A vasectomy is a safe, permanent method of birth control and the most effective form of contraception for men. While vasectomies are reversible, they are typically recommended for men who have decided that their families are complete or have chosen not to have children. A vasectomy allows you to continue having intercourse without interference to your sex drive or performance.
Vasectomy and its reversal procedure are some of the most common surgical procedures performed at Colin Teo Urology.
A vasectomy prevents the release of sperm into the ejaculate by blocking the vas deferens duct, which transports sperm from the testicles to the seminal vesicles, where the sperm is stored until orgasm and ejaculation.
During a vasectomy, your surgeon will create a single opening in the scrotal skin overlying the vas deferens. A segment of the vas deferens is removed, the ends are cauterised, and a small clip is placed to prevent a new tunnel from forming. The vas deferens is returned to the scrotum, and a dressing is placed over the incision. The day procedure takes 15-20 minutes and is done under local anaesthesia, requiring just one to two days of recovery and rest from strenuous activities.
Most patients have only a small amount of bruising. The swelling usually subsides in a week and is easily controlled by anti-inflammatories.
You will not be sterile immediately following a vasectomy. It can take 3-6 months for the sperm to clear from the ejaculate. The more times a patient ejaculates in the three months following the procedure, the more likely it is that they will be clear on checking. Patients are advised to produce two semen samples, one week apart, three months post-surgery. If these show no sperm in them, the patient can then be considered sterile. If the samples are not clear, they are repeated monthly until they are.
Your sexual performance, such as having an erection, ejaculate, and the volume of ejaculate should not be affected by having a vasectomy. Although vasectomy is reliable, it is not foolproof.
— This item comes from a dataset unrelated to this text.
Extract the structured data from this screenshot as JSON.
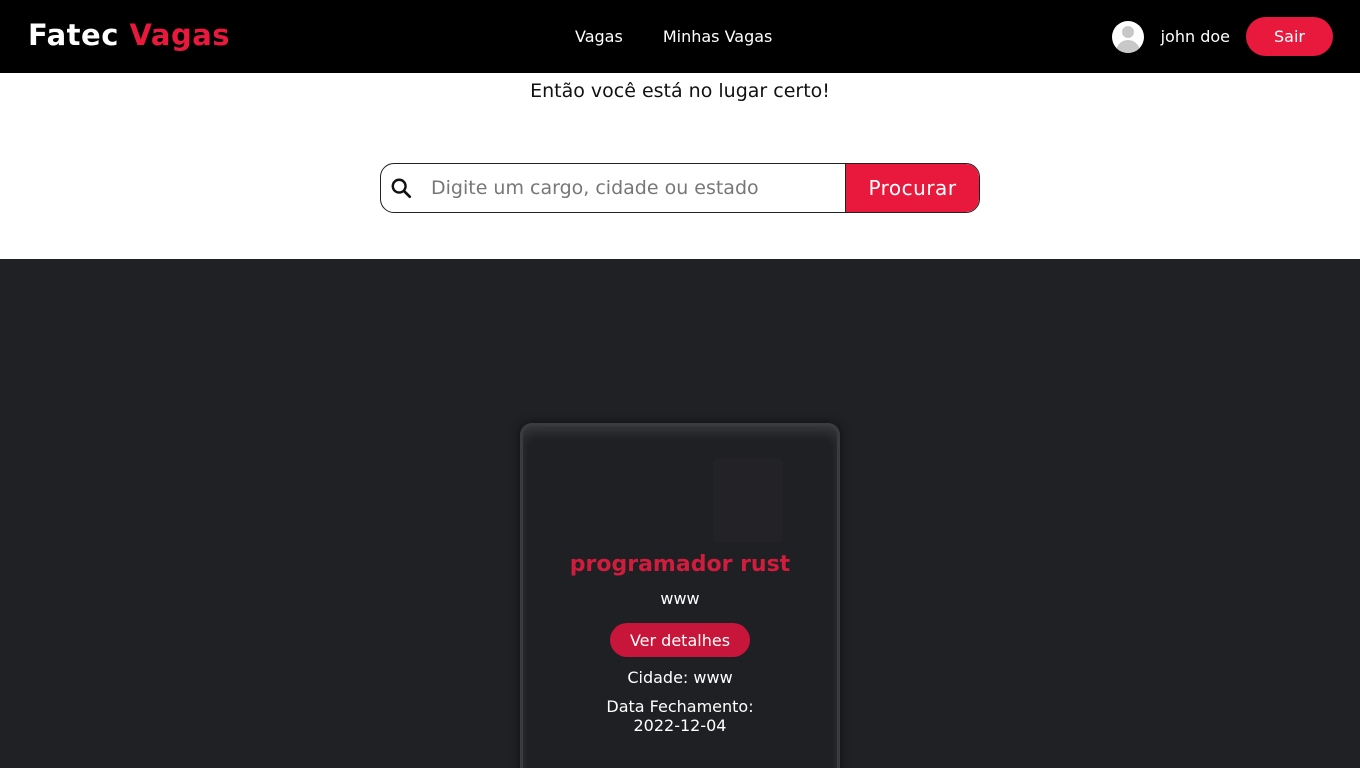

The risk is rare, and in a small number of men, the tubes may re-join spontaneously, and sperm may appear in the ejaculate.
Vasectomy is considered a permanent sterilisation procedure. While it can often be reversed, the decision to have a vasectomy should not be made assuming that it can be reversed—because reversal can be a complicated surgical procedure.
If you are uncertain about fathering children in the future, are under 30, have very young children, or have experienced any pain in the testes previously, further consideration should be given to the decision.
If you are sure that your family is complete, your relationship is strong, you want to take responsibility for the prevention of pregnancy, and you want to be free of the need to use birth control, then a vasectomy may be right for you.
There are many reasons to undo a vasectomy. You might remarry after a breakup or have a change of heart. Or you might want to start a family over after the loss of a loved one.
Vasectomy reversal is an operation performed to re-join the severed tubes to restore continuity to the tubes and allow sperm to flow into the ejaculate again.
The success of the operation also depends on the length of time that has elapsed since the vasectomy. Sperm returns to the semen faster and pregnancy rates are highest when the reversal is done sooner after the vasectomy.
A vasectomy reversal is a much more complex procedure and is always performed under general anaesthesia. The ends are re-joined under magnification, using an operating microscope, to allow the accurate placement of the very fine stitches.
Your urologist will make a small cut on each side of the scrotum, trim the scarred ends of the vas where they were closed by the vasectomy, and take fluid from the vasal end closest to the testis to check if it has sperm in it.
If there is sperm in the vasal fluid, it shows that the path is clear between the testis and where the vas was cut. This means the ends of the vas can be joined. The term for reconnecting the ends of the vas is "vasovasostomy". If there is no sperm in the vasal fluid, your urologist will need to go around the block and join the upper end of the vas to the epididymis instead. This is called a "vasoepididymostomy", and it serves the same purpose as vasovasostomy.
Healing should be fairly quick and easy. Pain after surgery is most often controlled with pills. Most men can return to their normal routine and light work within a week. You will be told to take it easy and not have sex for 2 to 3 weeks.
Sperm often appear in the semen within a few months after a vasovasostomy. It may take from 3 to 15 months after a vasoepididymostomy. Next to pregnancy, testing the sperm count is the only way to tell if the surgery worked. Your urologist will test your semen every 2 to 3 months until your sperm count holds steady or your partner gets pregnant.
If the reversal works, you should stay fertile for many years. Only 5% of men later get scars in the reconnected part, blocking the outflow of sperm all over again.
Dr Colin Teo is the Founding Head of Khoo Teck Puat Hospital’s Urology Department, with years of experience in minimally invasive keyhole surgery, operating with precision surgical techniques. Many fellows have trained under his mentorship. He did a Fellowship in EndoLaparoscopy and Andrology at St James’ Hospital in Leeds, UK and was sponsored for a Senior Healthcare Medical Development Program (HMDP) in Advanced Laparoscopic and Robotic Surgery at University of Southern California (USC) Keck Hospital in Los Angeles, USA.
Dr Teo is the President of the Society for Men’s Health. He has been performing vasectomies and reversal surgeries for many years and provides attentive and personal peri-operative care with his dedicated clinical team to ensure an optimal recovery outcome for his patients.
If you have enquiries about vasectomy and its reversal surgeries, or your suitability for the procedure, drop us a note. We will be happy to offer our professional advice. Contact us to book a vasectomy or vasectomy reversal consultation with Colin Teo Urology today.